 It would also be of great help to third-party developers. Static code
analysers (for performance, correctness, bugs, documentation etc), packet
managers... They could all benefit from the simpler structure. They wouldn't
have to guess what code is used or built (by matching names themselves or
trying to interpret makefiles).

As I said, have all these tools assume such a structure. If people aren't already using the layout, they will if they want to use these tools. I believe that is how using the import path already works in dmd.

Standards are better than assumptions.
 No no no, having git installed on the system is completely different from have
a dev environment for Phobos. You'd have to download all the Phobos files and
Druntime into their proper location and any other dependencies/issues you run
into when you try and build it. Then you would need a dmd installation which
used your custom test build of Phobos.

It seems I misunderstood you. Of course you have to download all dependencies before you build something. Otherwise it wouldn't be a dependency, would it? How many megabytes are these, 15? Frankly, I don't see the problem. What is it really that you don't like? I'm trying to argue for less manual dependency juggling by using the specification that is already there, your source code. The second thing, I guess, is not being overly restrictive to files as compilation units. It made sense long ago, but today it is arbitrary. Remember, C/C++ even compels you to declare your symbols in a particular order -- probably because of how the parsing algorithm was conceived at the time. It's unfortunate when it becomes language specification.
Jan 18 2011
parent Adam Ruppe <destructionator gmail.com> writes:
Jim wrote:
 I never claimed that file storage was an optimisation. The compiler
 can optimise better by seeing more source code (or a greater AST if
 you will) at compile time. Inlining, for example, can only occur
 within a compilation unit. I'm arguing that a file is not the optimal
 compilation unit. Computers today have enough memory to hold the
 entire program in memory while doing the compilation. It should be up
 to the compiler to make the best of it.

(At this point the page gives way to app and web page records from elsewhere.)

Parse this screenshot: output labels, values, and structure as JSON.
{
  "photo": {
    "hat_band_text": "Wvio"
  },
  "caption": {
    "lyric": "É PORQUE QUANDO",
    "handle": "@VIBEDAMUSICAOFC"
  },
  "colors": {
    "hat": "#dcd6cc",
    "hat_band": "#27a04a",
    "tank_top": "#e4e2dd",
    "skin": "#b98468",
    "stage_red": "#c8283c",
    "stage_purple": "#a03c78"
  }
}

Note that dmd already does this, if you pass all the files on the command line at once. My new build.d program fetches the dependency list from dmd, then compiles by passing them all at once - it's a really simple program, just adding the dependencies onto the end of the command line (and trying to download them if they don't exist). So then you wouldn't have to do it manually either.
Jan 19 2011
prev sibling parent spir <denis.spir gmail.com> writes:
On 01/19/2011 05:16 AM, Jesse Phillips wrote:

 This is what the "Open Scalable Language Toolchains" talk is about
 http://vimeo.com/16069687

 The idea is that the compile has the job of compiling the program and 

of the information without their own lex/parser/analysis work. Meaning the compile should not have an advantage. Let us call "decoder" the part of a compiler that scans, parses, "semanticises" source code; and (syntactic/semantic) tree the resulting representation of code. What I dream of is a decoder that (on demand) spits out a data-description module of this tree. I mean a source code module --ideally in the source language itself: here D-- that can be imported by any other tool needing as input the said tree . [D is not that bad as data-desription language, thank to its nice literal notations (not comparable to Lua, indeed, but Lua was designed for that). It's also easy in D, I guess, to define proper types for the various kinds of nodes the tree would hold. D's main obstacle AFAIK is data description must all be put in the module's "static this" clause (for some reason I haven't yet understood); but we can survive that.] Denis _________________ vita es estrany spir.wikidot.com
Jan 19 2011